> [Brief] With the pictures left out, restate every entry word for word.

- Opening Delimiter -

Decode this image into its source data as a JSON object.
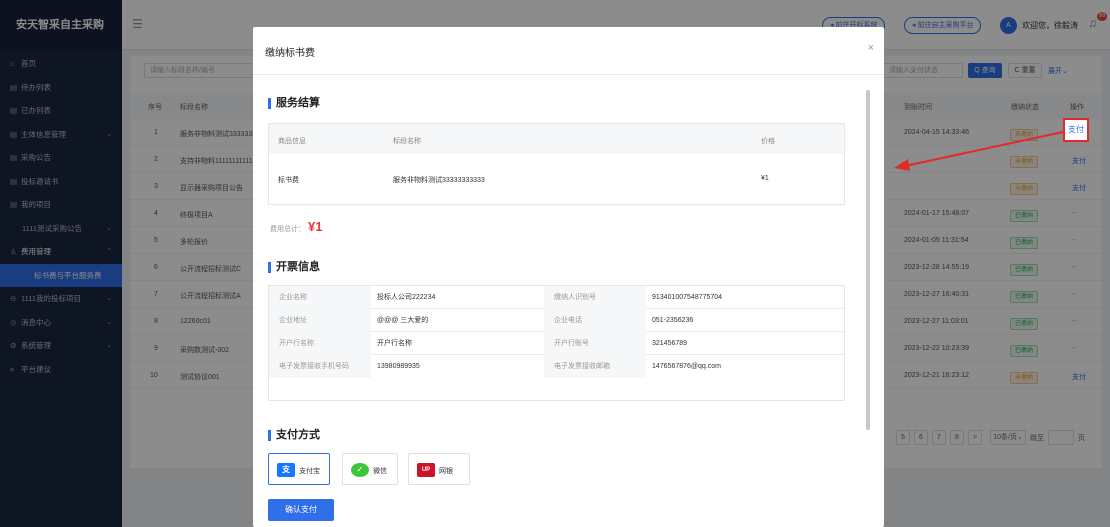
{
  "app": {
    "title": "安天智采自主采购"
  },
  "sidebar": {
    "items": [
      {
        "icon": "⌂",
        "label": "首页"
      },
      {
        "icon": "▤",
        "label": "待办列表"
      },
      {
        "icon": "▤",
        "label": "已办列表"
      },
      {
        "icon": "▤",
        "label": "主体信息管理",
        "arrow": "⌄"
      },
      {
        "icon": "▤",
        "label": "采购公告"
      },
      {
        "icon": "▤",
        "label": "投标邀请书"
      },
      {
        "icon": "▤",
        "label": "我的项目"
      },
      {
        "label": "1111测试采购公告",
        "arrow": "⌄"
      },
      {
        "icon": "♙",
        "label": "费用管理",
        "arrow": "⌃"
      },
      {
        "label": "标书费与平台服务费"
      },
      {
        "icon": "⊖",
        "label": "1111我的投标项目",
        "arrow": "⌄"
      },
      {
        "icon": "◎",
        "label": "消息中心",
        "arrow": "⌄"
      },
      {
        "icon": "⚙",
        "label": "系统管理",
        "arrow": "⌄"
      },
      {
        "icon": "≡",
        "label": "平台建议"
      }
    ]
  },
  "topbar": {
    "link1": "◂ 前往开标系统",
    "link2": "◂ 前往自主采购平台",
    "avatar": "A",
    "welcome": "欢迎您，徐毅涛",
    "badge": "99"
  },
  "filters": {
    "search_placeholder": "请输入标段名称/编号",
    "search2_placeholder": "请输入支付状态",
    "query": "Q 查询",
    "reset": "C 重置",
    "expand": "展开⌄"
  },
  "table": {
    "headers": {
      "index": "序号",
      "name": "标段名称",
      "time": "到账时间",
      "status": "缴纳状态",
      "action": "操作"
    },
    "rows": [
      {
        "index": "1",
        "name": "服务非物料测试33333333333",
        "time": "2024-04-15 14:33:46",
        "status": "未缴纳",
        "action": "支付"
      },
      {
        "index": "2",
        "name": "支持非物料11111111111",
        "time": "",
        "status": "未缴纳",
        "action": "支付"
      },
      {
        "index": "3",
        "name": "显示器采购项目公告",
        "time": "",
        "status": "未缴纳",
        "action": "支付"
      },
      {
        "index": "4",
        "name": "终极项目A",
        "time": "2024-01-17 15:48:07",
        "status": "已缴纳",
        "action": "--"
      },
      {
        "index": "5",
        "name": "多轮报价",
        "time": "2024-01-05 11:31:54",
        "status": "已缴纳",
        "action": "--"
      },
      {
        "index": "6",
        "name": "公开流程招标测试C",
        "time": "2023-12-28 14:55:19",
        "status": "已缴纳",
        "action": "--"
      },
      {
        "index": "7",
        "name": "公开流程招标测试A",
        "time": "2023-12-27 16:40:31",
        "status": "已缴纳",
        "action": "--"
      },
      {
        "index": "8",
        "name": "12260c01",
        "time": "2023-12-27 11:03:01",
        "status": "已缴纳",
        "action": "--"
      },
      {
        "index": "9",
        "name": "采购数测试-002",
        "time": "2023-12-22 10:23:39",
        "status": "已缴纳",
        "action": "--"
      },
      {
        "index": "10",
        "name": "测试协议001",
        "time": "2023-12-21 16:23:12",
        "status": "未缴纳",
        "action": "支付"
      }
    ]
  },
  "pagination": {
    "p5": "5",
    "p6": "6",
    "p7": "7",
    "p8": "8",
    "next": ">",
    "size": "10条/页⌄",
    "goto": "跳至",
    "page_unit": "页"
  },
  "modal": {
    "title": "缴纳标书费",
    "close": "×",
    "service_section": "服务结算",
    "service_headers": {
      "item": "商品信息",
      "name": "标段名称",
      "price": "价格"
    },
    "service_row": {
      "item": "标书费",
      "name": "服务非物料测试33333333333",
      "price": "¥1"
    },
    "total_label": "费用总计：",
    "total_value": "¥1",
    "invoice_section": "开票信息",
    "invoice": [
      {
        "l1": "企业名称",
        "v1": "投标人公司222234",
        "l2": "缴纳人识别号",
        "v2": "913401007548775704"
      },
      {
        "l1": "企业地址",
        "v1": "@@@ 三大爱的",
        "l2": "企业电话",
        "v2": "051-2356236"
      },
      {
        "l1": "开户行名称",
        "v1": "开户行名称",
        "l2": "开户行账号",
        "v2": "321456789"
      },
      {
        "l1": "电子发票接收手机号码",
        "v1": "13980989935",
        "l2": "电子发票接收邮箱",
        "v2": "1476567876@qq.com"
      }
    ],
    "payment_section": "支付方式",
    "payments": [
      {
        "icon": "支",
        "label": "支付宝",
        "color": "#1677ff"
      },
      {
        "icon": "✓",
        "label": "微信",
        "color": "#3cc53c"
      },
      {
        "icon": "UP",
        "label": "网银",
        "color": "#d0112b"
      }
    ],
    "confirm": "确认支付"
  },
  "highlight": {
    "label": "支付"
  },
  "colors": {
    "primary": "#2f6fea",
    "sidebar": "#1b2740",
    "annotation": "#e12a2a"
  }
}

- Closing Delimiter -

> [Answer section]
Decode this image into its source data as a JSON object.
{
  "app": {
    "title": "安天智采自主采购"
  },
  "sidebar": {
    "items": [
      {
        "icon": "⌂",
        "label": "首页"
      },
      {
        "icon": "▤",
        "label": "待办列表"
      },
      {
        "icon": "▤",
        "label": "已办列表"
      },
      {
        "icon": "▤",
        "label": "主体信息管理",
        "arrow": "⌄"
      },
      {
        "icon": "▤",
        "label": "采购公告"
      },
      {
        "icon": "▤",
        "label": "投标邀请书"
      },
      {
        "icon": "▤",
        "label": "我的项目"
      },
      {
        "label": "1111测试采购公告",
        "arrow": "⌄"
      },
      {
        "icon": "♙",
        "label": "费用管理",
        "arrow": "⌃"
      },
      {
        "label": "标书费与平台服务费"
      },
      {
        "icon": "⊖",
        "label": "1111我的投标项目",
        "arrow": "⌄"
      },
      {
        "icon": "◎",
        "label": "消息中心",
        "arrow": "⌄"
      },
      {
        "icon": "⚙",
        "label": "系统管理",
        "arrow": "⌄"
      },
      {
        "icon": "≡",
        "label": "平台建议"
      }
    ]
  },
  "topbar": {
    "link1": "◂ 前往开标系统",
    "link2": "◂ 前往自主采购平台",
    "avatar": "A",
    "welcome": "欢迎您，徐毅涛",
    "badge": "99"
  },
  "filters": {
    "search_placeholder": "请输入标段名称/编号",
    "search2_placeholder": "请输入支付状态",
    "query": "Q 查询",
    "reset": "C 重置",
    "expand": "展开⌄"
  },
  "table": {
    "headers": {
      "index": "序号",
      "name": "标段名称",
      "time": "到账时间",
      "status": "缴纳状态",
      "action": "操作"
    },
    "rows": [
      {
        "index": "1",
        "name": "服务非物料测试33333333333",
        "time": "2024-04-15 14:33:46",
        "status": "未缴纳",
        "action": "支付"
      },
      {
        "index": "2",
        "name": "支持非物料11111111111",
        "time": "",
        "status": "未缴纳",
        "action": "支付"
      },
      {
        "index": "3",
        "name": "显示器采购项目公告",
        "time": "",
        "status": "未缴纳",
        "action": "支付"
      },
      {
        "index": "4",
        "name": "终极项目A",
        "time": "2024-01-17 15:48:07",
        "status": "已缴纳",
        "action": "--"
      },
      {
        "index": "5",
        "name": "多轮报价",
        "time": "2024-01-05 11:31:54",
        "status": "已缴纳",
        "action": "--"
      },
      {
        "index": "6",
        "name": "公开流程招标测试C",
        "time": "2023-12-28 14:55:19",
        "status": "已缴纳",
        "action": "--"
      },
      {
        "index": "7",
        "name": "公开流程招标测试A",
        "time": "2023-12-27 16:40:31",
        "status": "已缴纳",
        "action": "--"
      },
      {
        "index": "8",
        "name": "12260c01",
        "time": "2023-12-27 11:03:01",
        "status": "已缴纳",
        "action": "--"
      },
      {
        "index": "9",
        "name": "采购数测试-002",
        "time": "2023-12-22 10:23:39",
        "status": "已缴纳",
        "action": "--"
      },
      {
        "index": "10",
        "name": "测试协议001",
        "time": "2023-12-21 16:23:12",
        "status": "未缴纳",
        "action": "支付"
      }
    ]
  },
  "pagination": {
    "p5": "5",
    "p6": "6",
    "p7": "7",
    "p8": "8",
    "next": ">",
    "size": "10条/页⌄",
    "goto": "跳至",
    "page_unit": "页"
  },
  "modal": {
    "title": "缴纳标书费",
    "close": "×",
    "service_section": "服务结算",
    "service_headers": {
      "item": "商品信息",
      "name": "标段名称",
      "price": "价格"
    },
    "service_row": {
      "item": "标书费",
      "name": "服务非物料测试33333333333",
      "price": "¥1"
    },
    "total_label": "费用总计：",
    "total_value": "¥1",
    "invoice_section": "开票信息",
    "invoice": [
      {
        "l1": "企业名称",
        "v1": "投标人公司222234",
        "l2": "缴纳人识别号",
        "v2": "913401007548775704"
      },
      {
        "l1": "企业地址",
        "v1": "@@@ 三大爱的",
        "l2": "企业电话",
        "v2": "051-2356236"
      },
      {
        "l1": "开户行名称",
        "v1": "开户行名称",
        "l2": "开户行账号",
        "v2": "321456789"
      },
      {
        "l1": "电子发票接收手机号码",
        "v1": "13980989935",
        "l2": "电子发票接收邮箱",
        "v2": "1476567876@qq.com"
      }
    ],
    "payment_section": "支付方式",
    "payments": [
      {
        "icon": "支",
        "label": "支付宝",
        "color": "#1677ff"
      },
      {
        "icon": "✓",
        "label": "微信",
        "color": "#3cc53c"
      },
      {
        "icon": "UP",
        "label": "网银",
        "color": "#d0112b"
      }
    ],
    "confirm": "确认支付"
  },
  "highlight": {
    "label": "支付"
  },
  "colors": {
    "primary": "#2f6fea",
    "sidebar": "#1b2740",
    "annotation": "#e12a2a"
  }
}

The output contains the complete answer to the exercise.